Now, I don't have a problem with cities helping to support sports facilities for professional teams -- at least not to a reasonable level. After all, besides their economic development impact on local businesses and development, they also provide an entertainment outlet for local residents and families, providing a source of recreation. (I'd argue that this rationale is far stronger for facilities like the DBAP, whose funding in the 1990s I certainly think was the right idea, where the tickets to see games are very affordable.)
And I don't have a problem with cities funding theaters and performing arts facilities.
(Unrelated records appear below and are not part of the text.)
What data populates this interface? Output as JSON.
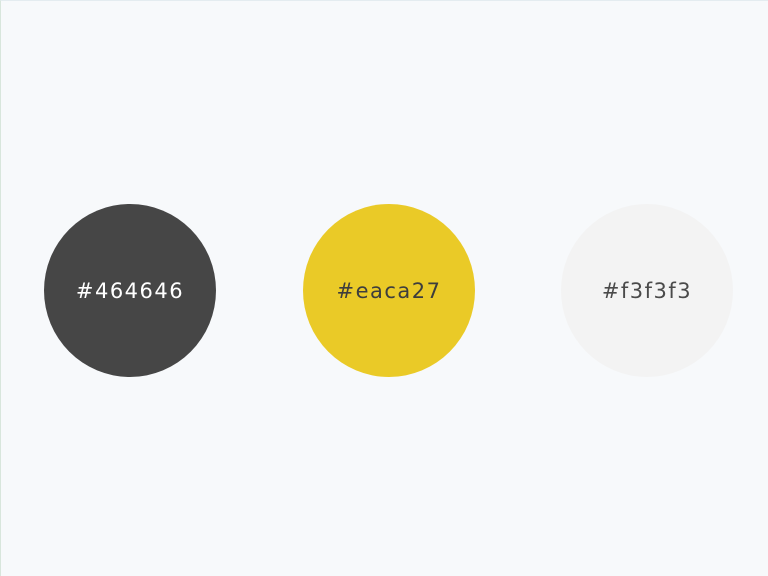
{
  "swatches": [
    {
      "label": "#464646",
      "color": "#464646",
      "text_color": "#ffffff"
    },
    {
      "label": "#eaca27",
      "color": "#eaca27",
      "text_color": "#3d3d3d"
    },
    {
      "label": "#f3f3f3",
      "color": "#f3f3f3",
      "text_color": "#4a4a4a"
    }
  ]
}
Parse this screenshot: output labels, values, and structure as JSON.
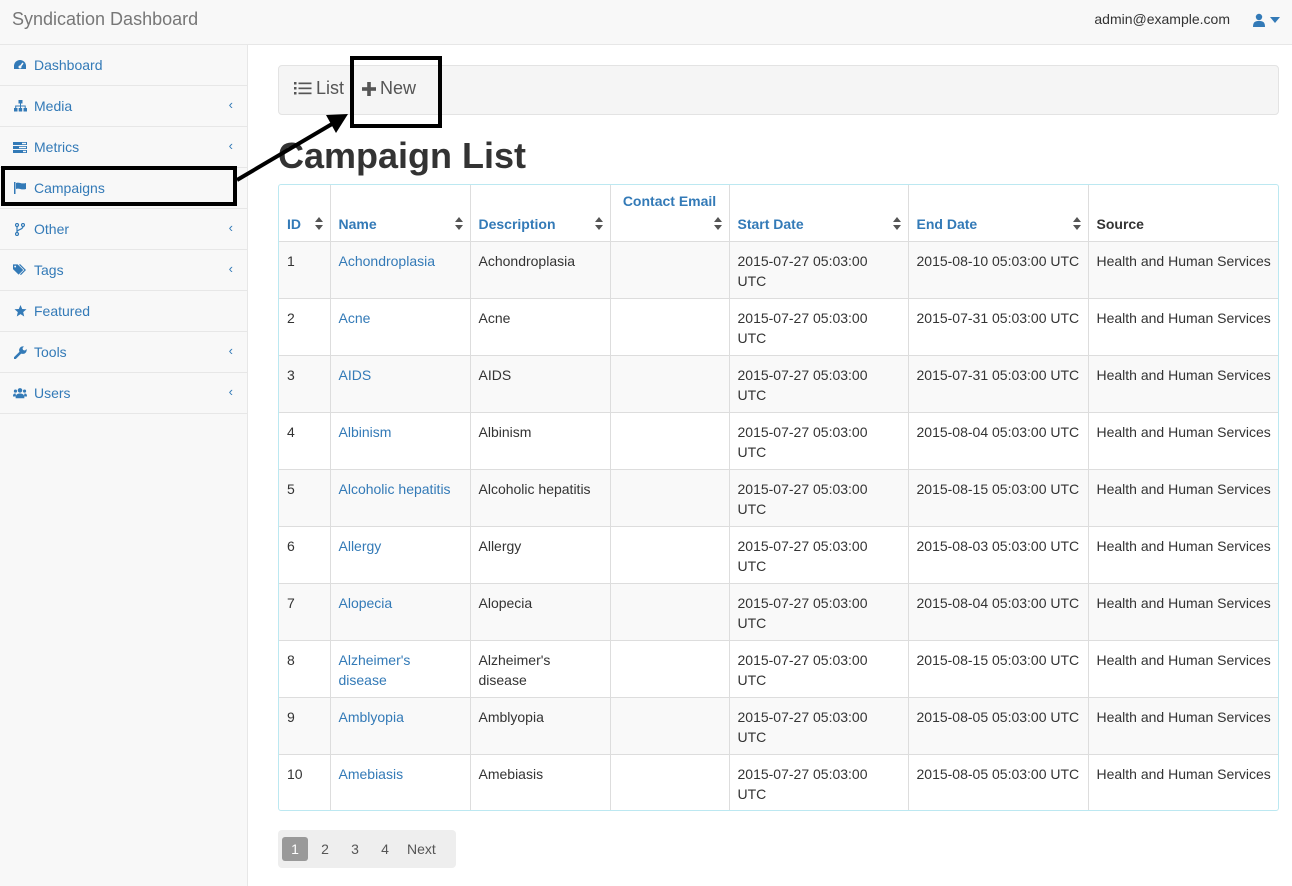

After all, these facilities support the arts, both in terms of national productions and local acts, along with assemblies like school graduations and the like. And, again, while there's positive economic externalities that help justify the construction, it's a facility that primarily serves local audiences.
But a museum that would primarily help grow and support the brand of a national business, and which would primarily cater to out-of-region visitors? Somehow it doesn't resonate the same way with me for demanding local tax support.
Of course, if the hotel and tourism industry is behind it, and behind using the room occupancy tax for it, that's fine by me. (After all, those taxes are levied on their customers for the express purpose of helping to draw more paying customers in for the hotel.) And if there's cash left over after supporting the Durham Performing Arts Center, well, great.
But it's not too surprising to hear Basnight give the idea of state subsidies a cold shoulder. For one thing, it's an election year -- and given Democratic candidate for governor Richard Moore's links to the laughable failure formerly known as "The Randy Parton Theater" out thar' in Roanoke Rapids, one would not look forward to the drubbing a Graham or Orr would give the Dems over funding a baseball museum in the Bull City.
It also doesn't help that the $20 million in "state support" for Charlotte's NASCAR Hall of Fame (courtesy of a land loan) benefited the stompin' grounds of everyone's least favorite ophthalmologist, the disgraced Jim Black, who supported the use of the commonweal for the common man's wheel-sports museum.
All of which, though, is slightly orthogonal to the real heart of the matter: Should a professional sports hall of fame be a matter for public enterprise? Here, or in Charlotte, or wherever?
In an era when Durham is far overcommited for capital projects and bond obligations, it's an important question to ask.